St. Nicholas Day has progressed in many churches into a time to support the neediest children. These are refugees and migrants facing difficult conditions around the world. Indeed, synagogues, churches and mosques have been instrumental in aiding refugees for millennia.

Guided by Jewish values and history, HIAS (Hebrew Immigrant Aid Society) protects vulnerable refugees, advocates for their protection, and assures that displaced people are treated with dignity.

Having helped millions of Jews escape persecution since 1887, HIAS expanded in 2002 to address the modern refugee crisis. The HIAS website describes this connection:

“Hatred, bigotry, and xenophobia must be expressly prohibited in domestic and international law and that the right of persecuted people to seek and enjoy refugee status must be maintained.”

HIAS recognizes the right to refuge as a universal human right, and is dedicated to providing “welcome, safety, and freedom to refugees of all faiths and ethnicities from all over the world.”

Muslims recognize the imperative to care for refugees. Islamic Relief USA is one of a many aid organizations founded by Muslims. IRUSA began in 1994, bringing humanitarian aid to the people of Bosnia. Their first U.S. relief was the following year, following the Oklahoma City bombing.

IRUSA is most active in Africa and the Middle East, where the most refugees were resettled in 2017: Democratic Republic of Congo, Iraq, Syria, Somalia, Burma and Ukraine.

Refugees leave their homes and their entire livelihoods behind because not doing so isn’t an option,” their website explains. “They don’t ask to leave; the decision is forced. They didn’t ask to be refugees.”

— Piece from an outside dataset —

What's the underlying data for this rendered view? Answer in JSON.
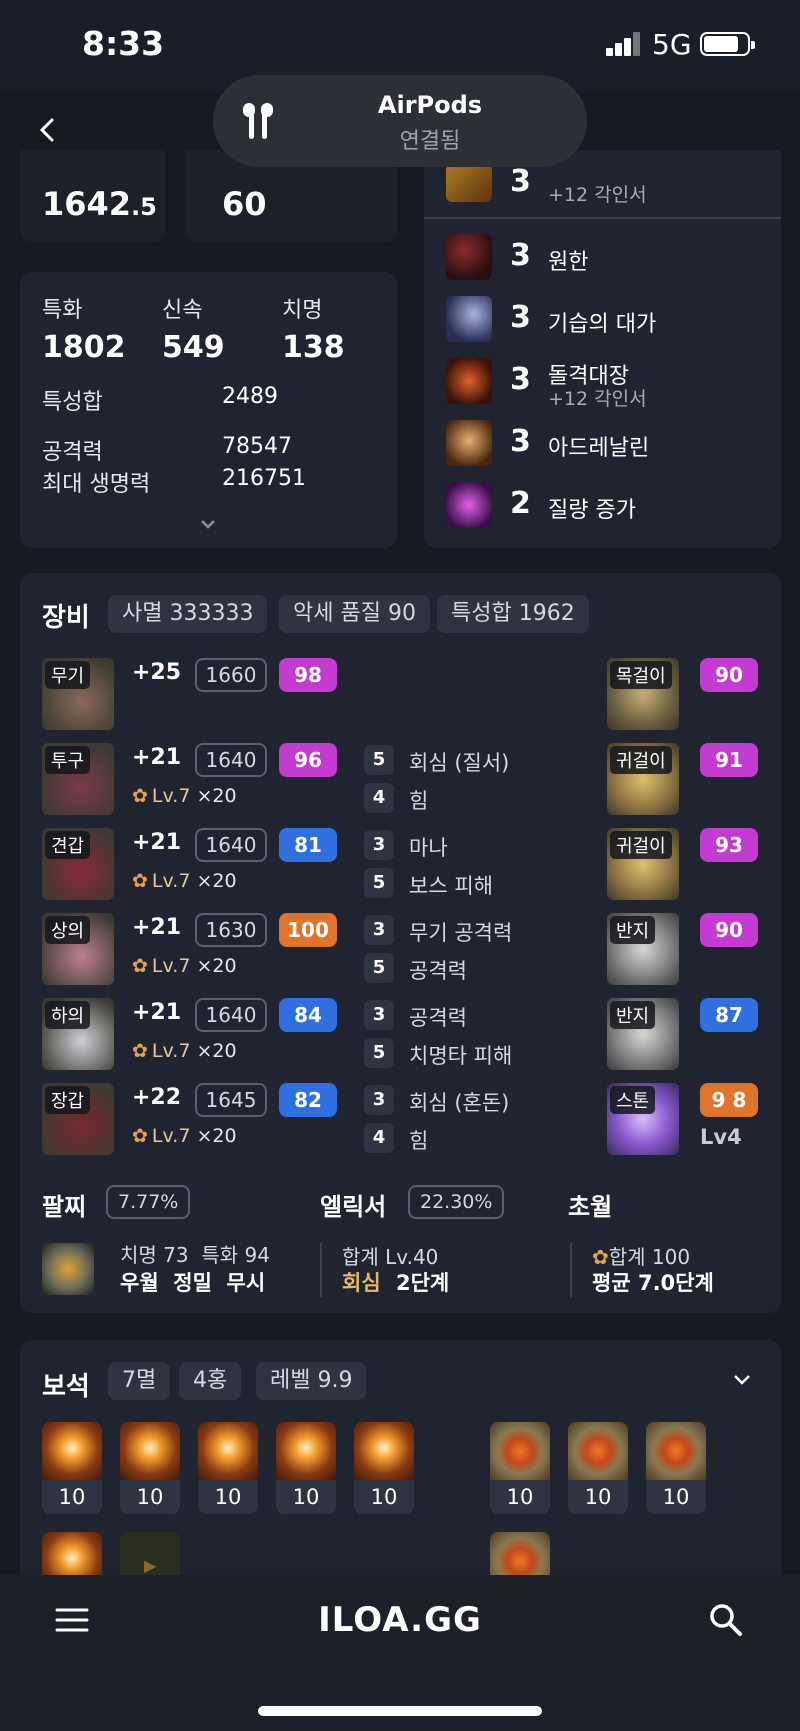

The United Nation’s High Commission (UNHCR) for Refugees is the secular organization charged with providing for refugees worldwide. The UN program began as a response to World War II, with the intent of disbanding within a few years.

Sixty years later UNHCR, along with religious and secular NGOs, are dealing with more than 65 million refugees, asylum seekers, and internally displaced people. Nearly half of these are children.

As we seek solutions for our nearby refugee crisis at the Mexican border, our vision must be for the long term. Though migration into the United States has slowed in recent years, climate change will increase the scarcity of natural resources such as water and arable land.

Desperate attempts to provide for their families will create millions of new refugees from families who would rather remain in their homelands.

What will become of them?

Bishop Minerva G. Carcaño, bishop of the California-Nevada Annual Conference of The United Methodist Church, is optimistic: “I have never met a more tenacious and hopeful people than refugees. They face incredible obstacles in their efforts to survive, yet they journey forth in search of abundant life. We would all do well to value life so deeply.”

Refugees are America’s most important resource. They are the “tired, poor, huddled masses yearning to breathe free” that Emma Lazarus commemorated in her famous poem on the Statue of Liberty.

May we look to Lady Liberty and St. Nicholas’ as examples in providing for these ‘tenacious and hopeful people.’”

Read the full post on Noozhawk